Without a medic on the ground, there was no available pain medication.

“All I could do was scream,” Galeazzi recalled. “It’s hard to put into words that sickening, nauseating feeling to see that my legs were just gone.”

Due to his unit’s remote position in northern Afghanistan, Galeazzi had little hope of receiving timely medical support.

“I put my head back and just thought, 'I’m dead,'” he said.

He passed out. Upon waking just minutes later, he discovered that his soldiers had successfully applied tourniquets to both his legs and right arm, which had been nearly severed at the shoulder. A half hour later a Medivac helicopter arrived to take him to the trauma bay.

“What I found out then was that the real nightmare was really just beginning,” said Galeazzi.

PHOTO: Greg Galeazzi is training to become a doctor at Harvard Medical School after a 2011 roadside bomb in Afghanistan tore off both his legs and much of his right arm.Michael Koenigs/ABC News
Greg Galeazzi is training to become a doctor at Harvard Medical School after a 2011 roadside bomb in Afghanistan tore off both his legs and much of his right arm.

He endured over 50 surgeries, hundreds of hours of physical therapy, and numerous months as a hospital in-patient.

But the traumatic experience and new limitations did not diminish Galeazzi’s dream of becoming a doctor.

“Not only did I still want to practice medicine, but it strengthened my resolve to do it,” explained Galeazzi.

Over the next few years, Galeazzi took more than 18 pre-medical courses and achieved his desired score on the MCAT entrance.

Galeazzi was accepted into Harvard Medical School this past year and is the only student who uses a wheelchair in his class of 165 students. He has not yet decided what type of medicine he’ll eventually practice, but is leaning toward a primary care field.

“You’re that first line of defense. You need to know a little bit about everything.

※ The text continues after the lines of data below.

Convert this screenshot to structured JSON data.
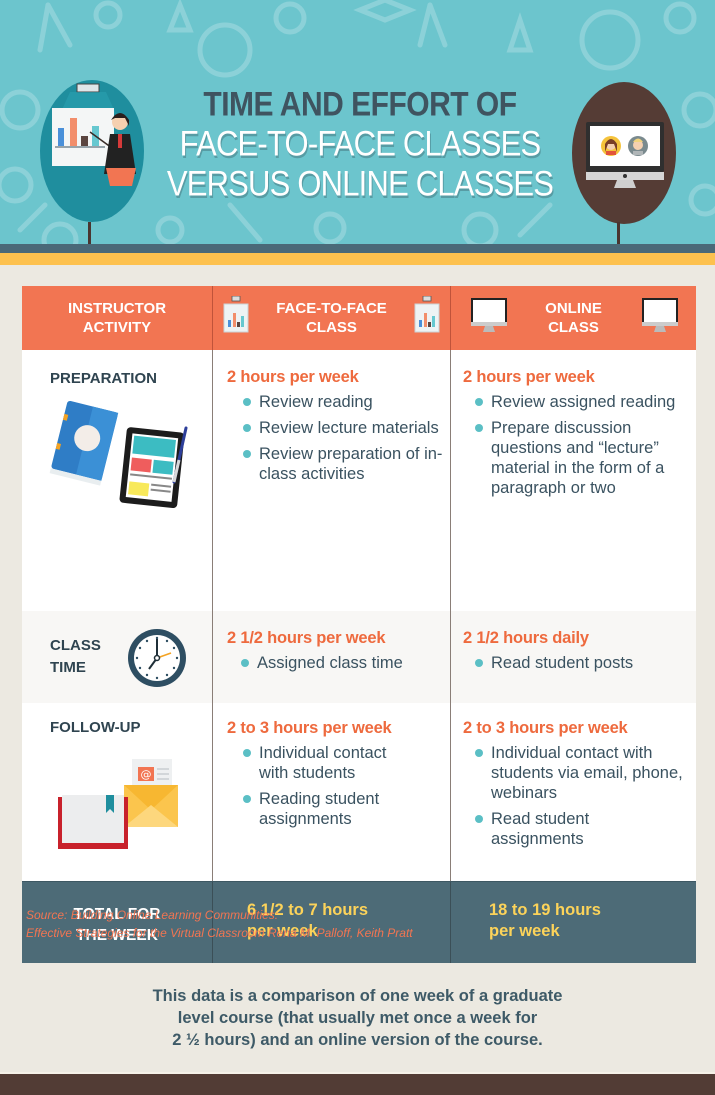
{
  "header": {
    "title_line1": "TIME AND EFFORT OF",
    "title_line2": "FACE-TO-FACE CLASSES",
    "title_line3": "VERSUS ONLINE CLASSES",
    "left_illustration": "teacher-presenting-chart-icon",
    "right_illustration": "computer-with-video-call-icon"
  },
  "colors": {
    "hero_bg": "#6CC5CD",
    "accent_orange": "#F27552",
    "band_dark": "#4A6978",
    "band_yellow": "#FDC14E",
    "total_bg": "#4D6B77",
    "total_text": "#FCD35A",
    "bullet": "#5BBFC5",
    "footer": "#523C35"
  },
  "table": {
    "headers": [
      {
        "label_line1": "INSTRUCTOR",
        "label_line2": "ACTIVITY"
      },
      {
        "label_line1": "FACE-TO-FACE",
        "label_line2": "CLASS",
        "icon": "whiteboard-chart-icon"
      },
      {
        "label_line1": "ONLINE",
        "label_line2": "CLASS",
        "icon": "desktop-monitor-icon"
      }
    ],
    "rows": [
      {
        "activity": "PREPARATION",
        "icon": "book-and-tablet-icon",
        "face_to_face": {
          "hours": "2 hours per week",
          "items": [
            "Review reading",
            "Review lecture materials",
            "Review preparation of in-class activities"
          ]
        },
        "online": {
          "hours": "2 hours per week",
          "items": [
            "Review assigned reading",
            "Prepare discussion questions and “lecture” material in the form of a paragraph or two"
          ]
        }
      },
      {
        "activity_line1": "CLASS",
        "activity_line2": "TIME",
        "icon": "clock-icon",
        "face_to_face": {
          "hours": "2 1/2 hours per week",
          "items": [
            "Assigned class time"
          ]
        },
        "online": {
          "hours": "2 1/2 hours daily",
          "items": [
            "Read student posts"
          ]
        }
      },
      {
        "activity": "FOLLOW-UP",
        "icon": "book-and-envelope-icon",
        "face_to_face": {
          "hours": "2 to 3 hours per week",
          "items": [
            "Individual contact with students",
            "Reading student assignments"
          ]
        },
        "online": {
          "hours": "2 to 3 hours per week",
          "items": [
            "Individual contact with students via email, phone, webinars",
            "Read student assignments"
          ]
        }
      }
    ],
    "total": {
      "label_line1": "TOTAL FOR",
      "label_line2": "THE WEEK",
      "face_to_face_line1": "6 1/2 to 7 hours",
      "face_to_face_line2": "per week",
      "online_line1": "18 to 19 hours",
      "online_line2": "per week"
    }
  },
  "source": {
    "line1": "Source: Building Online Learning Communities:",
    "line2": "Effective Strategies for the Virtual Classroom Rena M. Palloff, Keith Pratt"
  },
  "note": {
    "line1": "This data is a comparison of one week of a graduate",
    "line2": "level course (that usually met once a week for",
    "line3": "2 ½ hours) and an online version of the course."
  }
}
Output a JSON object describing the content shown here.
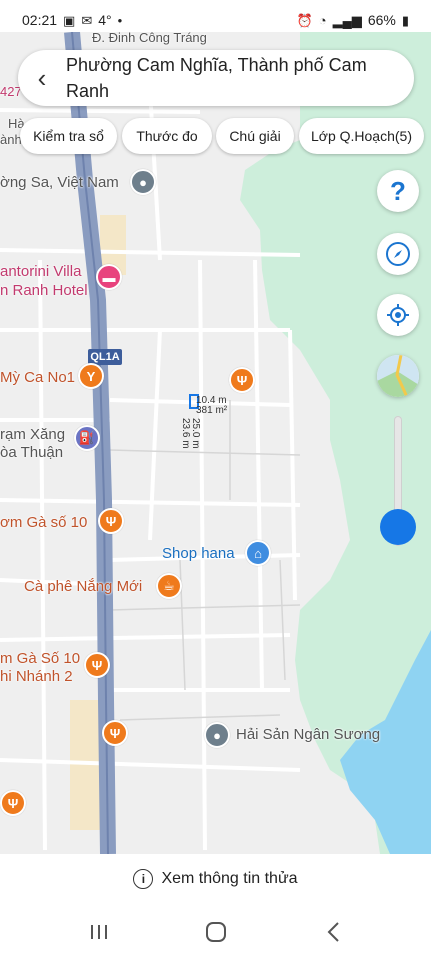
{
  "status": {
    "time": "02:21",
    "temp": "4°",
    "battery": "66%"
  },
  "header": {
    "back_icon": "chevron-left-icon",
    "title": "Phường Cam Nghĩa, Thành phố Cam Ranh"
  },
  "chips": [
    {
      "label": "Kiểm tra sổ"
    },
    {
      "label": "Thước đo"
    },
    {
      "label": "Chú giải"
    },
    {
      "label": "Lớp Q.Hoạch(5)"
    }
  ],
  "controls": {
    "help": "?",
    "icons": [
      "help-icon",
      "compass-icon",
      "my-location-icon",
      "map-layer-icon"
    ],
    "zoom_level": 0.15
  },
  "map": {
    "road_shield": "QL1A",
    "edge_text": {
      "top_street": "Đ. Đinh Công Tráng",
      "partial_number": "427",
      "partial_h": "Hà",
      "partial_anh": "ành"
    },
    "pois": [
      {
        "name": "ờng Sa, Việt Nam",
        "icon": "place-icon"
      },
      {
        "name": "antorini Villa",
        "icon": "hotel-icon"
      },
      {
        "name": "n Ranh Hotel",
        "icon": "hotel-icon"
      },
      {
        "name": "Mỳ Ca No1",
        "icon": "bar-icon"
      },
      {
        "name": "rạm Xăng",
        "icon": "gas-station-icon"
      },
      {
        "name": "òa Thuận",
        "icon": "gas-station-icon"
      },
      {
        "name": "ơm Gà số 10",
        "icon": "restaurant-icon"
      },
      {
        "name": "Shop hana",
        "icon": "shopping-icon"
      },
      {
        "name": "Cà phê Nắng Mới",
        "icon": "cafe-icon"
      },
      {
        "name": "m Gà Số 10",
        "icon": "restaurant-icon"
      },
      {
        "name": "hi Nhánh 2",
        "icon": "restaurant-icon"
      },
      {
        "name": "Hải Sản Ngân Sương",
        "icon": "place-icon"
      }
    ],
    "parcel": {
      "width_label": "10.4 m",
      "area_label": "381 m²",
      "len_a": "25.0 m",
      "len_b": "23.6 m"
    }
  },
  "info_bar": {
    "icon": "info-icon",
    "label": "Xem thông tin thửa"
  },
  "nav": {
    "icons": [
      "recent-apps-icon",
      "home-icon",
      "back-icon"
    ]
  },
  "colors": {
    "land": "#efefef",
    "green": "#cdeedb",
    "water": "#8fd3f2",
    "highway": "#8a9cc0",
    "accent": "#1677e6"
  }
}
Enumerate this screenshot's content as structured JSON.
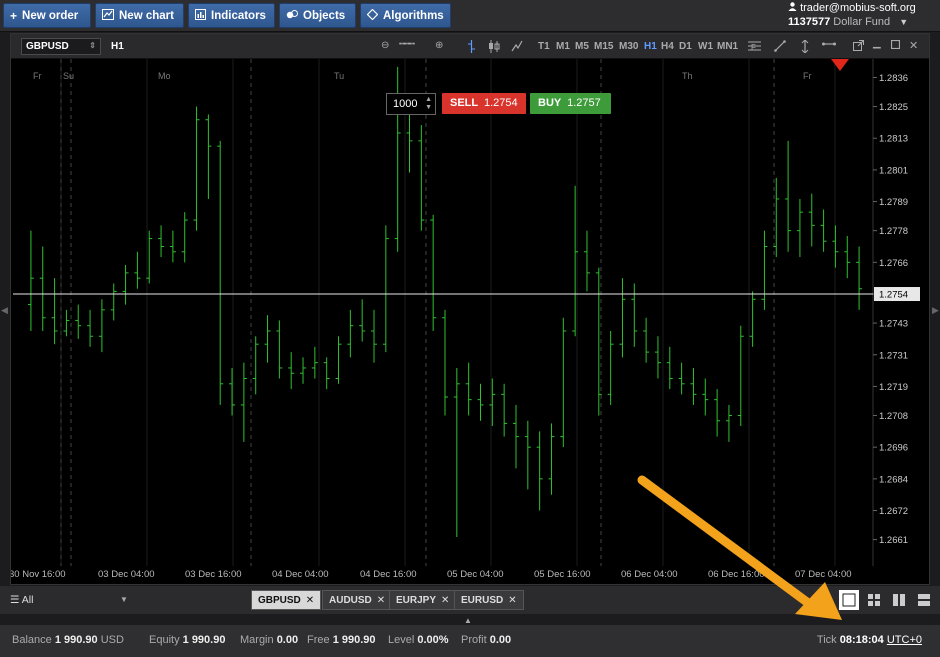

I like the idea of being a jack of all trades,” he said.

Galeazzi also looks forward to marrying his fiance Jazmine Romero next year.

“Even though I’ve gone through this journey, it’s not lost on me how unbelievable this ride has been,” said Galeazzi.